Mrs. Martinez has over 12 years of experience working in economic development and business consulting. Her vision has been defined by the variety of experiences she’s had with nonprofits and universities in South and North America. She has developed bilingual, culturally appropriate entrepreneurial training programs; trained and coached pre-venture and startups; developed international networks promoting partnerships among private corporations that boost industries; provided consulting services to vulnerable communities to explore entrepreneurship as a way to generate wealth; and owned her own business consulting firm.
Before moving to California in 2017, Mrs. Martinez was appointed to the Pennsylvania Governor’s Advisory Commission on Latino Affairs and served as Chairwoman for the Berks County Latino Chamber of Commerce in Pennsylvania.
Doug Schaeffer is a financial executive with more than 30 years of experience managing critical business operations.
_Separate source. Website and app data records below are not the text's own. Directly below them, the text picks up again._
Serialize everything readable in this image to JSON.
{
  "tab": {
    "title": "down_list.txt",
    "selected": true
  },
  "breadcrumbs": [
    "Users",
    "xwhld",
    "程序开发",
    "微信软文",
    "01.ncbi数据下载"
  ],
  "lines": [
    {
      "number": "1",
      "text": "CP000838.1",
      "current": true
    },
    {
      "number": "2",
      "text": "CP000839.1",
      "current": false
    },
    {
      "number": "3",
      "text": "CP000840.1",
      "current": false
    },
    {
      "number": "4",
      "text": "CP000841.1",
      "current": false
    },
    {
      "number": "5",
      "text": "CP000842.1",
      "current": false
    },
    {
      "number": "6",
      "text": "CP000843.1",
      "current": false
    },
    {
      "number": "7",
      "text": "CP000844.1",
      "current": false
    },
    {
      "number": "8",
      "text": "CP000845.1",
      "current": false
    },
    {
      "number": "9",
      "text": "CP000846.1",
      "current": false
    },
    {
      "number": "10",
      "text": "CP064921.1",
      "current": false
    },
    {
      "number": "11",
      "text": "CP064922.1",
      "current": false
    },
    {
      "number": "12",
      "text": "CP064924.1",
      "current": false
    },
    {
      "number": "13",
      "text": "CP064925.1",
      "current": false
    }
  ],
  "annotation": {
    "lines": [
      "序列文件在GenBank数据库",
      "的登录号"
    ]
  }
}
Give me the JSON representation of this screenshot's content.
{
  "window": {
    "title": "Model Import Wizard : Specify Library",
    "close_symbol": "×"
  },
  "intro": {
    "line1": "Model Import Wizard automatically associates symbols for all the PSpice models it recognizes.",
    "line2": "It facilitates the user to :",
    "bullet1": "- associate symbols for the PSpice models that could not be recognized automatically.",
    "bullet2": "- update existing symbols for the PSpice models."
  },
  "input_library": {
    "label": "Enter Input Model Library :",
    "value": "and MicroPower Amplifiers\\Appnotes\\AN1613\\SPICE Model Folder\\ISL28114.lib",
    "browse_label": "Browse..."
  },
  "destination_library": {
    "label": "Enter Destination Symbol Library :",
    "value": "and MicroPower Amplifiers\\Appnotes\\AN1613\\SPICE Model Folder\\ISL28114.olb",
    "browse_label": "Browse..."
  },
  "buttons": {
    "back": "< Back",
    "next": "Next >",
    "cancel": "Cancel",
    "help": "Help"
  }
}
Launching his career in 1984, he has served at every level of banking. Upon graduating from college, he worked for KPMG, GE Capital Mortgage, JPMorgan Chase, and Ally Financial. Schaeffer has held multiple positions, including: Chief Financial Officer, Chief of Staff, Strategy Executive, Deputy General Manager, Managing Director—Treasury, and Community Reinvestment Act (CRA) Executive. He has led the improvement of large community reinvestment programs resulting in regulator-approved CRA strategic plans; improved examination results; and, the transformation of programs into sustainable profit-oriented businesses.
Schaffer joined the executive leadership team at Woodforest National Bank in 2015 as EVP-CRA Director. He leads CRA efforts, including a team of 30+ CRA professionals. His role is centered on creating innovative strategies to increase the impact of Woodforest National Bank’s expansive CRA program, which covers 17 states and over 200 CRA assessment areas.
Schaeffer sits on the boards of CEI Capital Management and the National Association of Affordable Housing Lenders. He also serves on the Board of Trustees for Moorestown Theater Company, and volunteers his time supporting Strong Women Strong Girls and other charities. Schaeffer is a Rutgers University alumnus and a Beta Gamma Sigma graduate of Drexel University.